My kids become vampires at bedtime.
After a long day of giving my all, I find they still want to suck the life out of me at the close of day.
Let's look at it from their perspective. It's dark. They've been with people all day and now they're expected to stay in their beds by themselves. IN THE DARK. There are shadows, and noises, and possibly some unresolved emotions from the day. They wonder who--or what--is in the closet, under their bed, or outside their window. No wonder they are often unsettled at bedtime. No wonder they resist, whine, act out, cling, etc.
I'm going to shift gears for a minute and share what my husband and I have done to help our children deal with bad dreams. Parenting is not an 8 to 5 sort of thing. I consider myself on-call 24/7 as a mother. Early in our marriage, we decided on a procedure for nighttime visits from our children and it has worked quite well for us.
I write this blog post the day after our youngest came to our bed in the night because she had a bad dream. To give some context, I'd like to include that we've lived in a new house for a short period of time. She is ten and sleeps in a downstairs bedroom, which she hasn't done for five years. On top of that, because of a problem with carpet in our new house, she's actually sleeping in a bedroom that is not her own, still surrounded by boxes. For the first two nights in the house, she wouldn't sleep downstairs at all.
She came to my bedside around 3 AM because she had a bad dream. I let her get in bed with me and held her. I let her cry. I asked her what the dream was about and she told me. We were all trapped in a room and were burning to death. Pretty bleak. I comforted her and let her stay in my bed for around 20-30 minutes. Then I asked if she was ready to go back to her bed and she said yes. I told her I'd take her back and even stay with her in her bed for a bit. Just after 4 AM, I returned to my bed.
Here is the procedure: Our kids are always welcome to come to us, even in the middle of the night. Even when we're groggy, sleep-deprived and dead tired. They are always welcome. We take the time to give them what they need: companionship, comfort, a listening ear, a shoulder to cry on, or whatever the case may be. The second part of the deal is they always return to their own bed. We take them back to their room, tuck them in, kiss and hug them, and say goodnight once more. If they have had a particularly unsettling dream, or if there are special circumstances, I will stay with them in their bed for a bit as well, but I will always go back to my own bed.
What made us decide on this procedure? We wanted our kids to know that we are always there for them, but we also wanted to protect our boundaries and help them find the courage to face fears. For us, this works well. Our kids don't complain about going back to bed. I don't think they stay in their beds afraid either, wondering if they should come to us. They know they can come to us. The time we spend consoling them does the trick. They know what to expect, which empowers them. They feel connected, watched over, listened to, and taken care of. Their needs are filled and they can return to their beds and try again to get some restful sleep. Even with all the special circumstances of the last late-nigh visit, our daughter knew what to expect and had the courage to go back to her temporary room in a new house.

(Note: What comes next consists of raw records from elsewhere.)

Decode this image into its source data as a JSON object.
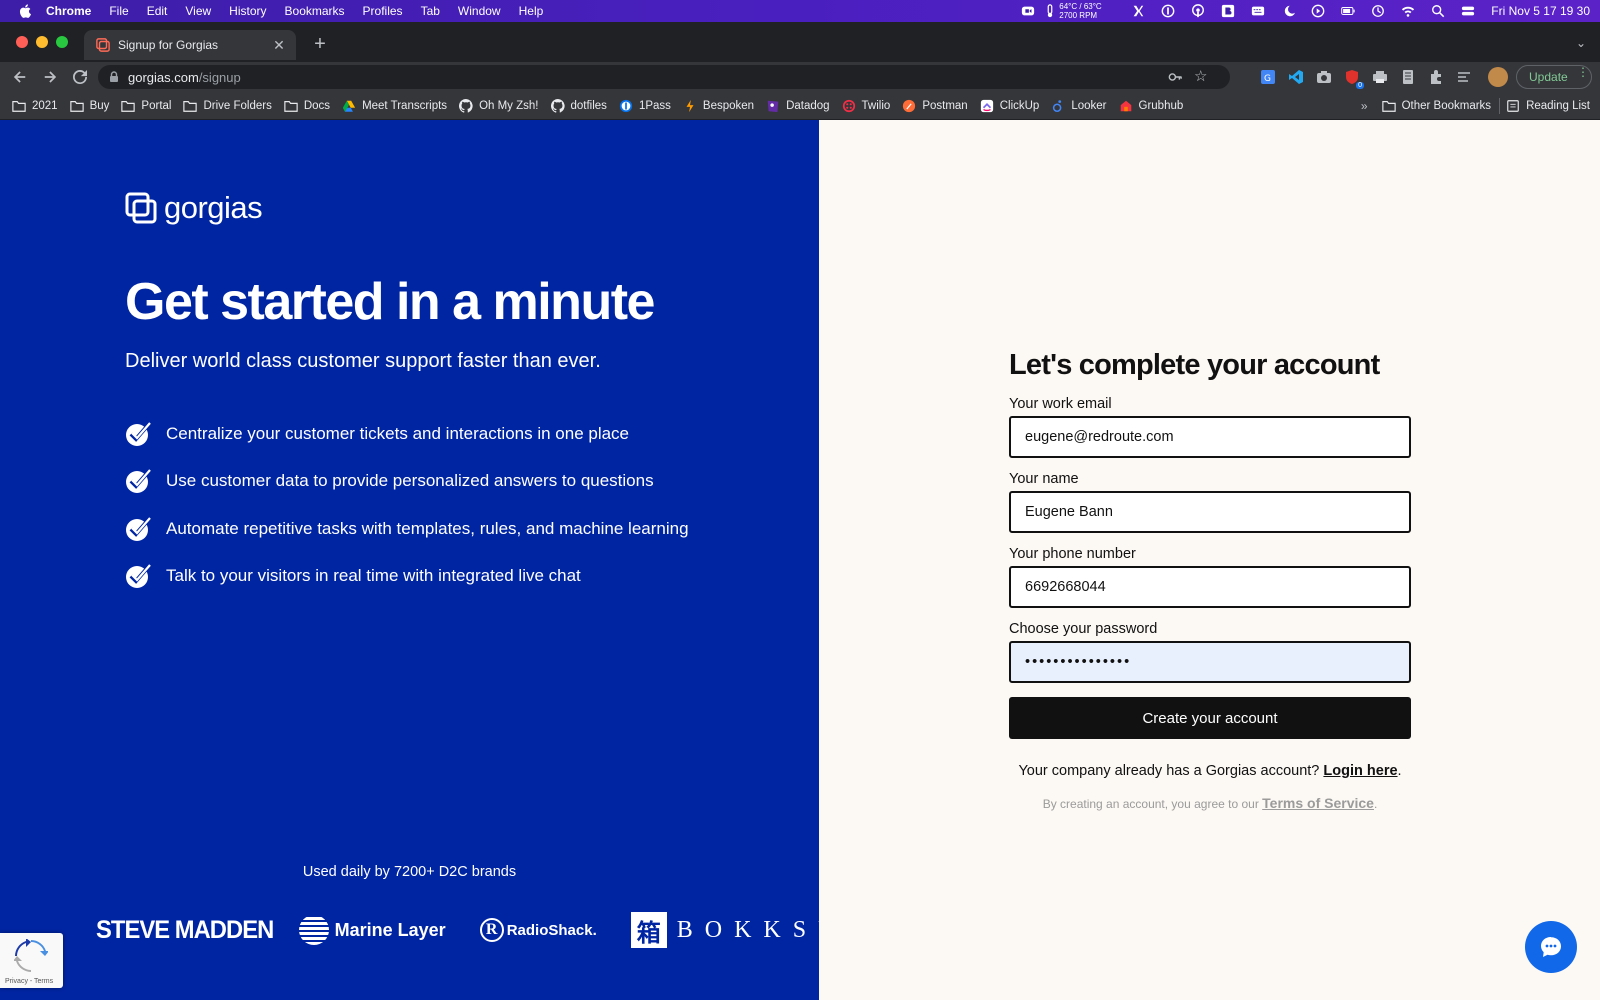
{
  "menubar": {
    "app": "Chrome",
    "items": [
      "File",
      "Edit",
      "View",
      "History",
      "Bookmarks",
      "Profiles",
      "Tab",
      "Window",
      "Help"
    ],
    "temp_line1": "64°C / 63°C",
    "temp_line2": "2700 RPM",
    "clock": "Fri Nov 5  17 19 30"
  },
  "browser": {
    "tab_title": "Signup for Gorgias",
    "url_host": "gorgias.com",
    "url_path": "/signup",
    "update_label": "Update",
    "extension_badge": "0"
  },
  "bookmarks": {
    "items": [
      {
        "label": "2021",
        "icon": "folder-icon"
      },
      {
        "label": "Buy",
        "icon": "folder-icon"
      },
      {
        "label": "Portal",
        "icon": "folder-icon"
      },
      {
        "label": "Drive Folders",
        "icon": "folder-icon"
      },
      {
        "label": "Docs",
        "icon": "folder-icon"
      },
      {
        "label": "Meet Transcripts",
        "icon": "drive-icon"
      },
      {
        "label": "Oh My Zsh!",
        "icon": "github-icon"
      },
      {
        "label": "dotfiles",
        "icon": "github-icon"
      },
      {
        "label": "1Pass",
        "icon": "onepassword-icon"
      },
      {
        "label": "Bespoken",
        "icon": "bespoken-icon"
      },
      {
        "label": "Datadog",
        "icon": "datadog-icon"
      },
      {
        "label": "Twilio",
        "icon": "twilio-icon"
      },
      {
        "label": "Postman",
        "icon": "postman-icon"
      },
      {
        "label": "ClickUp",
        "icon": "clickup-icon"
      },
      {
        "label": "Looker",
        "icon": "looker-icon"
      },
      {
        "label": "Grubhub",
        "icon": "grubhub-icon"
      }
    ],
    "overflow": "»",
    "other": "Other Bookmarks",
    "reading_list": "Reading List"
  },
  "hero": {
    "logo_text": "gorgias",
    "title": "Get started in a minute",
    "subtitle": "Deliver world class customer support faster than ever.",
    "features": [
      "Centralize your customer tickets and interactions in one place",
      "Use customer data to provide personalized answers to questions",
      "Automate repetitive tasks with templates, rules, and machine learning",
      "Talk to your visitors in real time with integrated live chat"
    ],
    "used_by": "Used daily by 7200+ D2C brands",
    "brands": {
      "steve_madden": "STEVE MADDEN",
      "marine_layer": "Marine Layer",
      "radioshack": "RadioShack.",
      "bokksu_mark": "箱",
      "bokksu": "BOKKSU"
    },
    "recaptcha_text": "Privacy - Terms"
  },
  "form": {
    "title": "Let's complete your account",
    "email_label": "Your work email",
    "email_value": "eugene@redroute.com",
    "name_label": "Your name",
    "name_value": "Eugene Bann",
    "phone_label": "Your phone number",
    "phone_value": "6692668044",
    "password_label": "Choose your password",
    "password_value": "•••••••••••••••",
    "submit_label": "Create your account",
    "login_prefix": "Your company already has a Gorgias account?",
    "login_link": "Login here",
    "login_suffix": ".",
    "tos_prefix": "By creating an account, you agree to our",
    "tos_link": "Terms of Service",
    "tos_suffix": "."
  },
  "colors": {
    "hero_bg": "#0025a3",
    "form_bg": "#fcf8f3",
    "button_bg": "#111111",
    "chat_bubble": "#1168e8"
  }
}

So back to the vampires. Kids love to have their parents present at bedtime. I know the days are long, and I'll admit sometimes all they get is a hug and kiss goodnight because I've got nothing left. But I have found it is best if they have some one-on-one time with each parent at bedtime. I like to have them tell me three things they're grateful for, or something good and bad from the day as well as something they're looking forward to. I try to listen (sometimes I zone out), I try to give a bit more. One of their favorite things is for me to sing them a song. They also love a little back scratch or shoulder massage. I like to give when I can. Why? Because they deserve to feel safe, loved, important, even cherished.
Challenge: Establish a bedtime routine in your home as well as a procedure for what to do when your kids visit you in the middle of the night. (Note: while my husband and I both participate in the bedtime routine, I almost always do the middle of the night thing. They always seem to come to me. I'm pretty sure it's because my husband is dead to the world. And maybe they just prefer mom in times like that. If there is puke involved, however, it's more of a team effort.)